Work item -
All records below should be repeated exactly, with the pictures left out.

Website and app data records
******
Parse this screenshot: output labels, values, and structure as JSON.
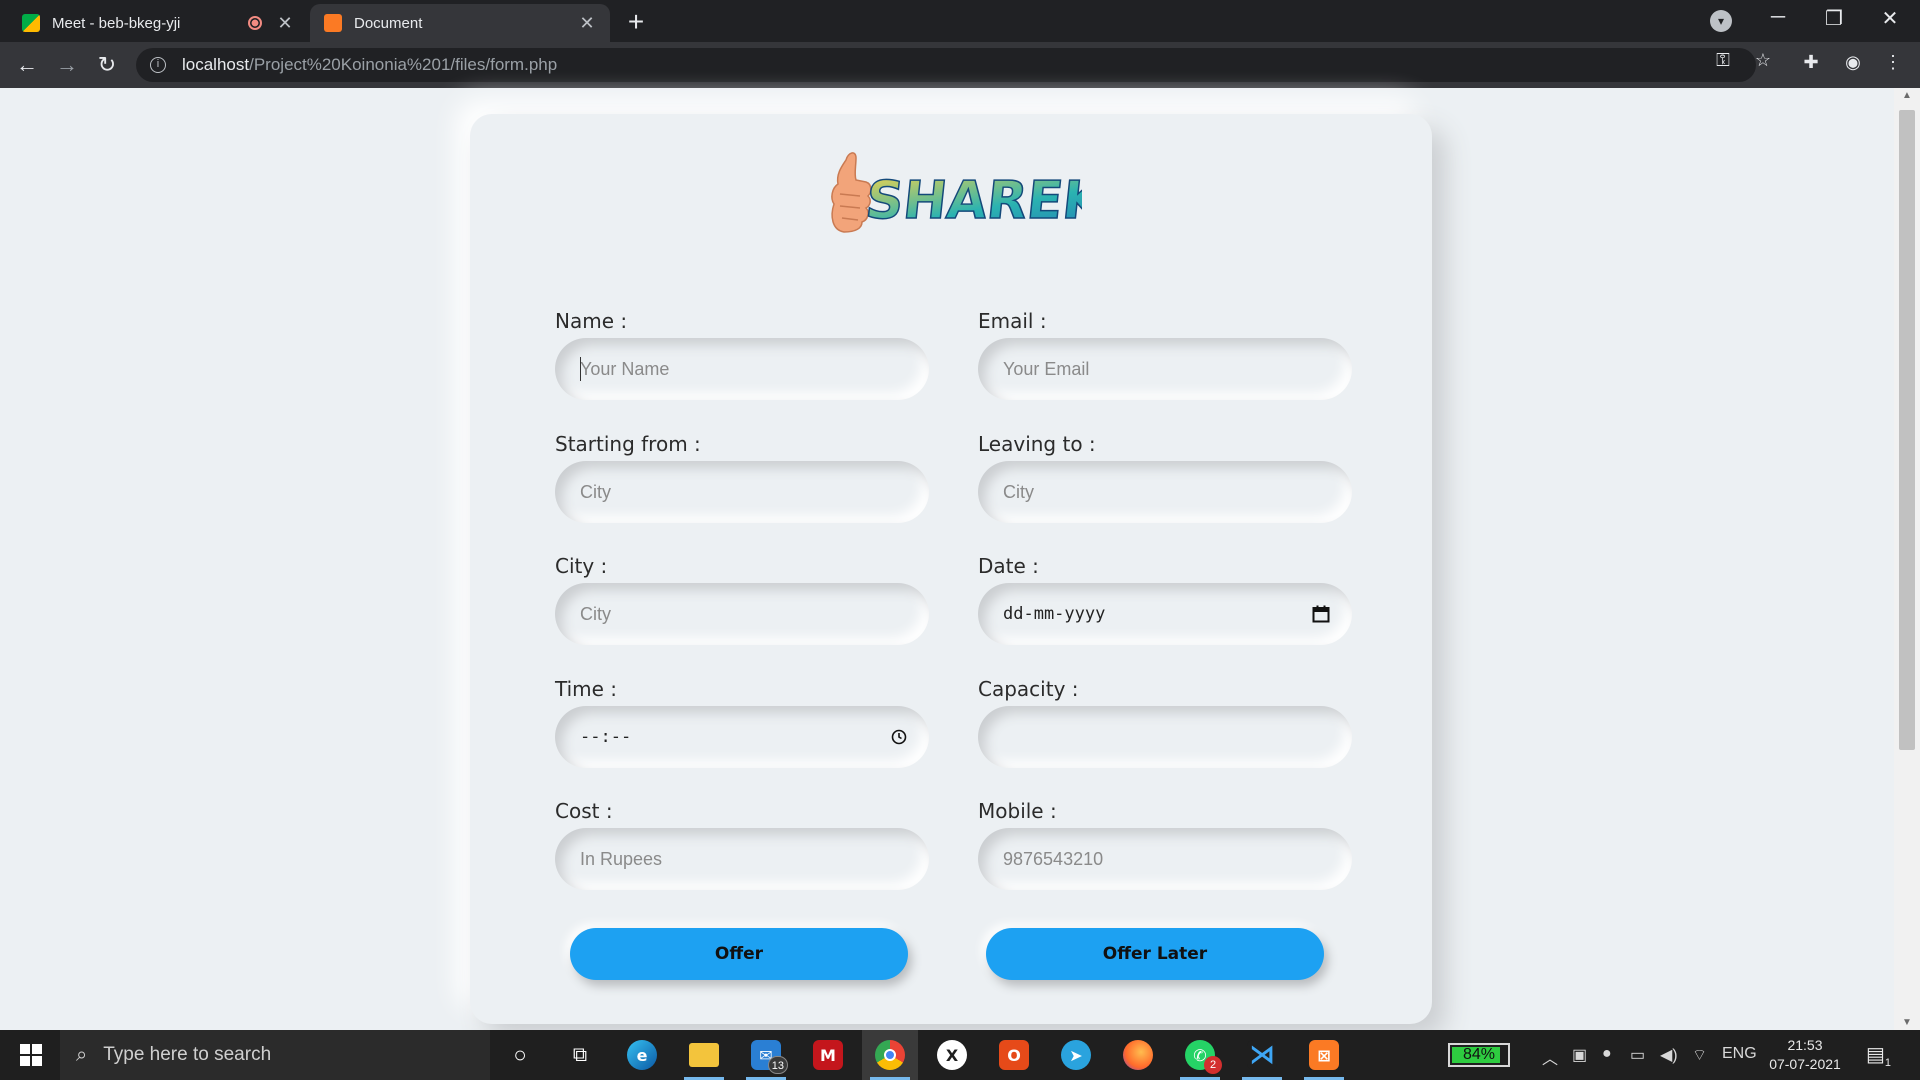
{
  "browser": {
    "tabs": [
      {
        "title": "Meet - beb-bkeg-yji",
        "active": false
      },
      {
        "title": "Document",
        "active": true
      }
    ],
    "url_host": "localhost",
    "url_path": "/Project%20Koinonia%201/files/form.php"
  },
  "page": {
    "logo_text": "SHAREKAR",
    "fields": {
      "name": {
        "label": "Name :",
        "placeholder": "Your Name"
      },
      "email": {
        "label": "Email :",
        "placeholder": "Your Email"
      },
      "starting_from": {
        "label": "Starting from :",
        "placeholder": "City"
      },
      "leaving_to": {
        "label": "Leaving to :",
        "placeholder": "City"
      },
      "city": {
        "label": "City :",
        "placeholder": "City"
      },
      "date": {
        "label": "Date :",
        "value": "dd-mm-yyyy"
      },
      "time": {
        "label": "Time :",
        "value": "--:--"
      },
      "capacity": {
        "label": "Capacity :",
        "placeholder": ""
      },
      "cost": {
        "label": "Cost :",
        "placeholder": "In Rupees"
      },
      "mobile": {
        "label": "Mobile :",
        "placeholder": "9876543210"
      }
    },
    "buttons": {
      "offer": "Offer",
      "offer_later": "Offer Later"
    },
    "accent_color": "#1da1f2"
  },
  "taskbar": {
    "search_placeholder": "Type here to search",
    "mail_badge": "13",
    "whatsapp_badge": "2",
    "battery": "84%",
    "language": "ENG",
    "time": "21:53",
    "date": "07-07-2021",
    "notification_count": "1"
  }
}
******
Result below -
Parse this screenshot: output labels, values, and structure as JSON.
{
  "browser": {
    "tabs": [
      {
        "title": "Meet - beb-bkeg-yji",
        "active": false
      },
      {
        "title": "Document",
        "active": true
      }
    ],
    "url_host": "localhost",
    "url_path": "/Project%20Koinonia%201/files/form.php"
  },
  "page": {
    "logo_text": "SHAREKAR",
    "fields": {
      "name": {
        "label": "Name :",
        "placeholder": "Your Name"
      },
      "email": {
        "label": "Email :",
        "placeholder": "Your Email"
      },
      "starting_from": {
        "label": "Starting from :",
        "placeholder": "City"
      },
      "leaving_to": {
        "label": "Leaving to :",
        "placeholder": "City"
      },
      "city": {
        "label": "City :",
        "placeholder": "City"
      },
      "date": {
        "label": "Date :",
        "value": "dd-mm-yyyy"
      },
      "time": {
        "label": "Time :",
        "value": "--:--"
      },
      "capacity": {
        "label": "Capacity :",
        "placeholder": ""
      },
      "cost": {
        "label": "Cost :",
        "placeholder": "In Rupees"
      },
      "mobile": {
        "label": "Mobile :",
        "placeholder": "9876543210"
      }
    },
    "buttons": {
      "offer": "Offer",
      "offer_later": "Offer Later"
    },
    "accent_color": "#1da1f2"
  },
  "taskbar": {
    "search_placeholder": "Type here to search",
    "mail_badge": "13",
    "whatsapp_badge": "2",
    "battery": "84%",
    "language": "ENG",
    "time": "21:53",
    "date": "07-07-2021",
    "notification_count": "1"
  }
}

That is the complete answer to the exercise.